- Medical device company ev3 has agreed to plead guilty to charges related to a neurovascular device, Onyx Liquid Embolic System, which federal prosecutors say the company marketed for "unapproved and potentially dangerous" uses between 2005 and 2009. Medtronic acquired the company in 2015.
- A Department of Justice release Tuesday said that ev3 sales representatives encouraged surgeons to use Onyx in large quantities outside the brain though the device was solely approved by the FDA for use inside the brain.
- The company has accordingly agreed to pay $17.9 million total — a criminal fine of $11.9 million and a forfeiture of $6 million.
FDA approved ev3's Onyx Liquid Embolic System in 2005, which DOJ described as "a liquid embolization device that is surgically injected into blood vessels to block blood flow to arteriovenous malformations in the brain."
Sales reps allegedly attended surgical procedures and instructed physicians on unapproved uses of the device.

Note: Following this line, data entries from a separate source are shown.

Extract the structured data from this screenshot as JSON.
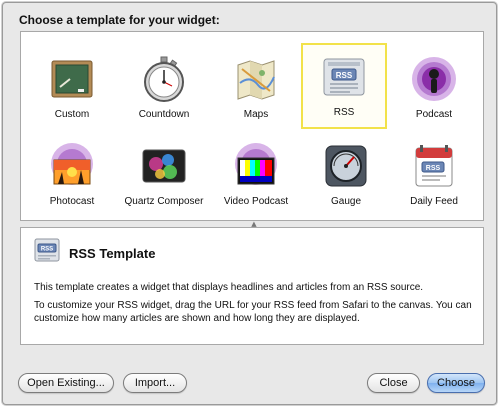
{
  "dialog": {
    "title": "Choose a template for your widget:"
  },
  "templates": [
    {
      "label": "Custom",
      "icon": "custom-chalkboard-icon"
    },
    {
      "label": "Countdown",
      "icon": "stopwatch-icon"
    },
    {
      "label": "Maps",
      "icon": "map-icon"
    },
    {
      "label": "RSS",
      "icon": "rss-icon"
    },
    {
      "label": "Podcast",
      "icon": "podcast-icon"
    },
    {
      "label": "Photocast",
      "icon": "photocast-icon"
    },
    {
      "label": "Quartz Composer",
      "icon": "quartz-composer-icon"
    },
    {
      "label": "Video Podcast",
      "icon": "video-podcast-icon"
    },
    {
      "label": "Gauge",
      "icon": "gauge-icon"
    },
    {
      "label": "Daily Feed",
      "icon": "calendar-rss-icon"
    }
  ],
  "selected_template": "RSS",
  "description": {
    "title": "RSS Template",
    "icon_text": "RSS",
    "paragraph1": "This template creates a widget that displays headlines and articles from an RSS source.",
    "paragraph2": "To customize your RSS widget, drag the URL for your RSS feed from Safari to the canvas. You can customize how many articles are shown and how long they are displayed."
  },
  "buttons": {
    "open_existing": "Open Existing...",
    "import": "Import...",
    "close": "Close",
    "choose": "Choose"
  },
  "colors": {
    "selection_border": "#f2e24a",
    "podcast_purple": "#8a2ea8",
    "primary_button": "#7fb1ee"
  }
}
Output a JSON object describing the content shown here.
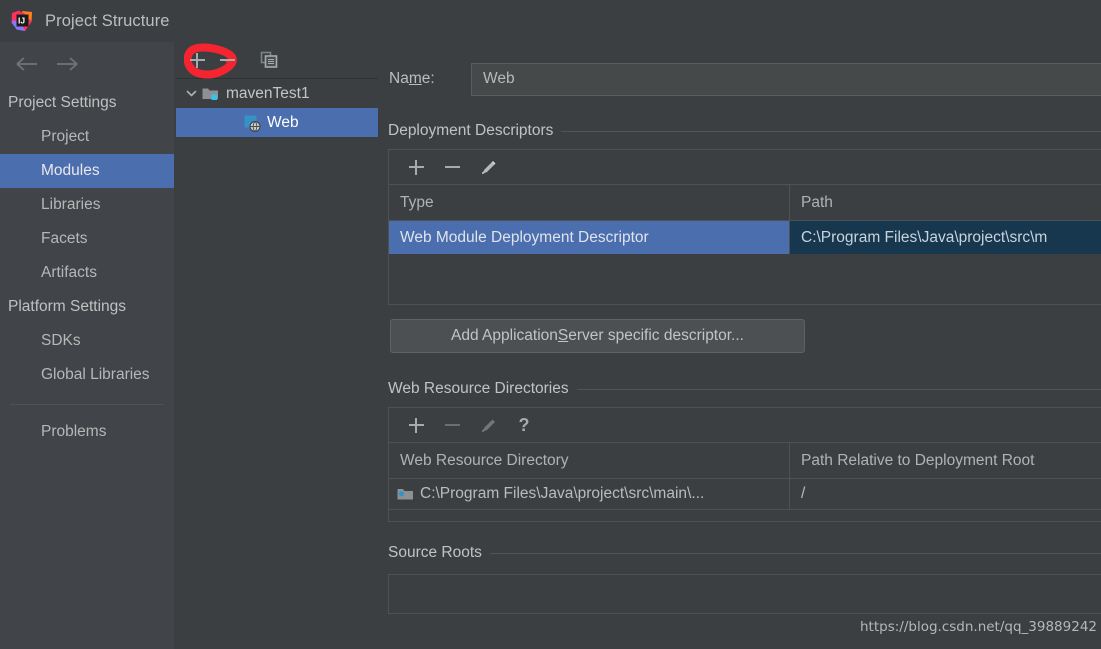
{
  "window": {
    "title": "Project Structure",
    "logo_icon": "intellij-idea-logo"
  },
  "nav": {
    "back_icon": "arrow-left-icon",
    "forward_icon": "arrow-right-icon"
  },
  "sidebar": {
    "groups": [
      {
        "label": "Project Settings",
        "items": [
          {
            "label": "Project",
            "selected": false
          },
          {
            "label": "Modules",
            "selected": true
          },
          {
            "label": "Libraries",
            "selected": false
          },
          {
            "label": "Facets",
            "selected": false
          },
          {
            "label": "Artifacts",
            "selected": false
          }
        ]
      },
      {
        "label": "Platform Settings",
        "items": [
          {
            "label": "SDKs",
            "selected": false
          },
          {
            "label": "Global Libraries",
            "selected": false
          }
        ]
      }
    ],
    "footer_items": [
      {
        "label": "Problems",
        "selected": false
      }
    ]
  },
  "tree": {
    "toolbar": {
      "add_icon": "plus-icon",
      "remove_icon": "minus-icon",
      "copy_icon": "copy-icon"
    },
    "annotation": {
      "shape": "hand-drawn-red-circle-highlight",
      "color": "#f42430",
      "targets": "plus-icon"
    },
    "nodes": [
      {
        "label": "mavenTest1",
        "icon": "module-folder-icon",
        "expanded": true,
        "twisty": "chevron-down-icon",
        "selected": false,
        "level": 0
      },
      {
        "label": "Web",
        "icon": "web-facet-icon",
        "selected": true,
        "level": 1
      }
    ]
  },
  "content": {
    "name": {
      "label_before": "Na",
      "label_mnemonic": "m",
      "label_after": "e:",
      "value": "Web",
      "placeholder": ""
    },
    "deployment_descriptors": {
      "title": "Deployment Descriptors",
      "toolbar": {
        "add_icon": "plus-icon",
        "remove_icon": "minus-icon",
        "edit_icon": "pencil-icon"
      },
      "columns": [
        "Type",
        "Path"
      ],
      "rows": [
        {
          "type": "Web Module Deployment Descriptor",
          "path": "C:\\Program Files\\Java\\project\\src\\m",
          "selected": true
        }
      ],
      "add_server_button": {
        "before": "Add Application ",
        "mnemonic": "S",
        "after": "erver specific descriptor..."
      }
    },
    "web_resource_directories": {
      "title": "Web Resource Directories",
      "toolbar": {
        "add_icon": "plus-icon",
        "remove_icon": "minus-icon",
        "edit_icon": "pencil-icon",
        "help_icon": "question-icon"
      },
      "columns": [
        "Web Resource Directory",
        "Path Relative to Deployment Root"
      ],
      "rows": [
        {
          "icon": "folder-icon",
          "directory": "C:\\Program Files\\Java\\project\\src\\main\\...",
          "relative_path": "/"
        }
      ]
    },
    "source_roots": {
      "title": "Source Roots"
    }
  },
  "watermark": {
    "text": "https://blog.csdn.net/qq_39889242"
  },
  "colors": {
    "background": "#3c3f41",
    "sidebar": "#414549",
    "selection": "#4b6eaf",
    "selection_secondary": "#17374e",
    "annotation_red": "#f42430",
    "text": "#bbbbbb",
    "border": "#4e5254"
  }
}
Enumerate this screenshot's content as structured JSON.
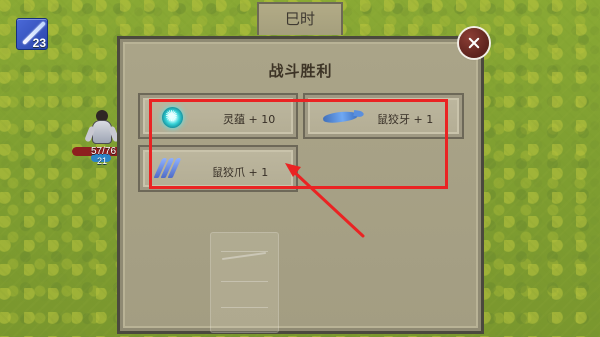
{
  "hud": {
    "skill_count": "23"
  },
  "time_tab": {
    "label": "巳时"
  },
  "dialog": {
    "title": "战斗胜利"
  },
  "rewards": [
    {
      "label": "灵蕴 + 10",
      "icon": "spirit-orb-icon"
    },
    {
      "label": "鼠狡牙 + 1",
      "icon": "rat-fang-icon"
    },
    {
      "label": "鼠狡爪 + 1",
      "icon": "rat-claw-icon"
    }
  ],
  "character": {
    "stats": "57/76",
    "level": "21"
  },
  "background_card": {
    "label": ""
  },
  "colors": {
    "highlight": "#ea2323",
    "close_button": "#6a2b25",
    "panel": "#a59f84",
    "grass": "#7f9f31"
  }
}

More broadly, ev3's management also reportedly set up organizational trainings and incentives for sales reps to promote Onyx for unapproved uses.
Prosecutors said that members of ev3's sales team continued the illegal conduct in spite of concerns raised by FDA officials in 2008 regarding use of Onyx outside the brain. FDA officials told ev3 executives that a study would be required to gain approval for uses of Onyx outside the brain, which ev3 did not pursue.
ev3 was acquired by Covidien in 2010, which was picked up by Medtronic in 2015. The criminal conduct at ev3 took place more than five years before medical device behemoth Medtronic acquired the company.
DOJ pointed out that while Medtronic played no role in the criminal conduct, the medtech giant has "agreed to implement new compensation structures to ensure the sales force responsible for marketing Onyx is not incentivized to sell the device for unapproved uses." Medtronic will also conduct compliance monitoring related to the sales and marketing of Onyx.
FDA Commissioner Scott Gottlieb used the DOJ announcement to tout work by the agency's Office of Criminal Investigations.
"When manufacturers ignore the FDA's regulatory authority, they undermine these crucial assurances and put lives at risk," FDA Commissioner Scott Gottlieb said in a statement.
Gottlieb said investigations such as the one into ev3 are part of FDA's broader postmarket device safety goals, as outlined in the agency's Medical Device Safety Action Plan.
"The FDA is also committed to fully implementing a new active surveillance system that will enable the agency to harness real-world evidence from medical records and patient registries to more swiftly identify device safety issues and enable more informed decision-making," he said.